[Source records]

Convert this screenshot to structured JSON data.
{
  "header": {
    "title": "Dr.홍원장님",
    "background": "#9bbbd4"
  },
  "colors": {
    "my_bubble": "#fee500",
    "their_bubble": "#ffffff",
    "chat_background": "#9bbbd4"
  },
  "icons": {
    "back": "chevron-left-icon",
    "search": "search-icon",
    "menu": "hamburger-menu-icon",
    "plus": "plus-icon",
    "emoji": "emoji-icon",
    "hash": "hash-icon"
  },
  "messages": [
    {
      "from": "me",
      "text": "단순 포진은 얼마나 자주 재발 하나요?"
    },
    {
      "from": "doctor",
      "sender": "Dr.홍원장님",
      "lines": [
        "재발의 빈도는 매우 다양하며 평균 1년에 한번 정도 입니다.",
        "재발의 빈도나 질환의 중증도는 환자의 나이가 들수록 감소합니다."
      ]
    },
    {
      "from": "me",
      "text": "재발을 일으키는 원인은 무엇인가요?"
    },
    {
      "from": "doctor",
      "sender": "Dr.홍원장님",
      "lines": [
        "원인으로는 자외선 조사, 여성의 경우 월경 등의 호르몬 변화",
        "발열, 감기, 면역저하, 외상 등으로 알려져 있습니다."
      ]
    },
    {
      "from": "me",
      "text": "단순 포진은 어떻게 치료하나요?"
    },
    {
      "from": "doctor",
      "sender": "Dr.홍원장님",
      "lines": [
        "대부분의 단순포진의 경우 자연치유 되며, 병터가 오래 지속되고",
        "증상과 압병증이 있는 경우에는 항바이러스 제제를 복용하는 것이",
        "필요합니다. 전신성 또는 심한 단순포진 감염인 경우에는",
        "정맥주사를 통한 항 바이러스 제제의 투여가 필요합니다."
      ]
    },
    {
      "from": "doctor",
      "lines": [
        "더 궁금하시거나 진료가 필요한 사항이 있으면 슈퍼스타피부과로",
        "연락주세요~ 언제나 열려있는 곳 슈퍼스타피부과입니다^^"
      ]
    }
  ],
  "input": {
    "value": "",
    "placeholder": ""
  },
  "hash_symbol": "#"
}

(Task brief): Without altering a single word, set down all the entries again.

(Finished task):
Convert this screenshot to structured JSON data.
{
  "header": {
    "title": "Dr.홍원장님",
    "background": "#9bbbd4"
  },
  "colors": {
    "my_bubble": "#fee500",
    "their_bubble": "#ffffff",
    "chat_background": "#9bbbd4"
  },
  "icons": {
    "back": "chevron-left-icon",
    "search": "search-icon",
    "menu": "hamburger-menu-icon",
    "plus": "plus-icon",
    "emoji": "emoji-icon",
    "hash": "hash-icon"
  },
  "messages": [
    {
      "from": "me",
      "text": "단순 포진은 얼마나 자주 재발 하나요?"
    },
    {
      "from": "doctor",
      "sender": "Dr.홍원장님",
      "lines": [
        "재발의 빈도는 매우 다양하며 평균 1년에 한번 정도 입니다.",
        "재발의 빈도나 질환의 중증도는 환자의 나이가 들수록 감소합니다."
      ]
    },
    {
      "from": "me",
      "text": "재발을 일으키는 원인은 무엇인가요?"
    },
    {
      "from": "doctor",
      "sender": "Dr.홍원장님",
      "lines": [
        "원인으로는 자외선 조사, 여성의 경우 월경 등의 호르몬 변화",
        "발열, 감기, 면역저하, 외상 등으로 알려져 있습니다."
      ]
    },
    {
      "from": "me",
      "text": "단순 포진은 어떻게 치료하나요?"
    },
    {
      "from": "doctor",
      "sender": "Dr.홍원장님",
      "lines": [
        "대부분의 단순포진의 경우 자연치유 되며, 병터가 오래 지속되고",
        "증상과 압병증이 있는 경우에는 항바이러스 제제를 복용하는 것이",
        "필요합니다. 전신성 또는 심한 단순포진 감염인 경우에는",
        "정맥주사를 통한 항 바이러스 제제의 투여가 필요합니다."
      ]
    },
    {
      "from": "doctor",
      "lines": [
        "더 궁금하시거나 진료가 필요한 사항이 있으면 슈퍼스타피부과로",
        "연락주세요~ 언제나 열려있는 곳 슈퍼스타피부과입니다^^"
      ]
    }
  ],
  "input": {
    "value": "",
    "placeholder": ""
  },
  "hash_symbol": "#"
}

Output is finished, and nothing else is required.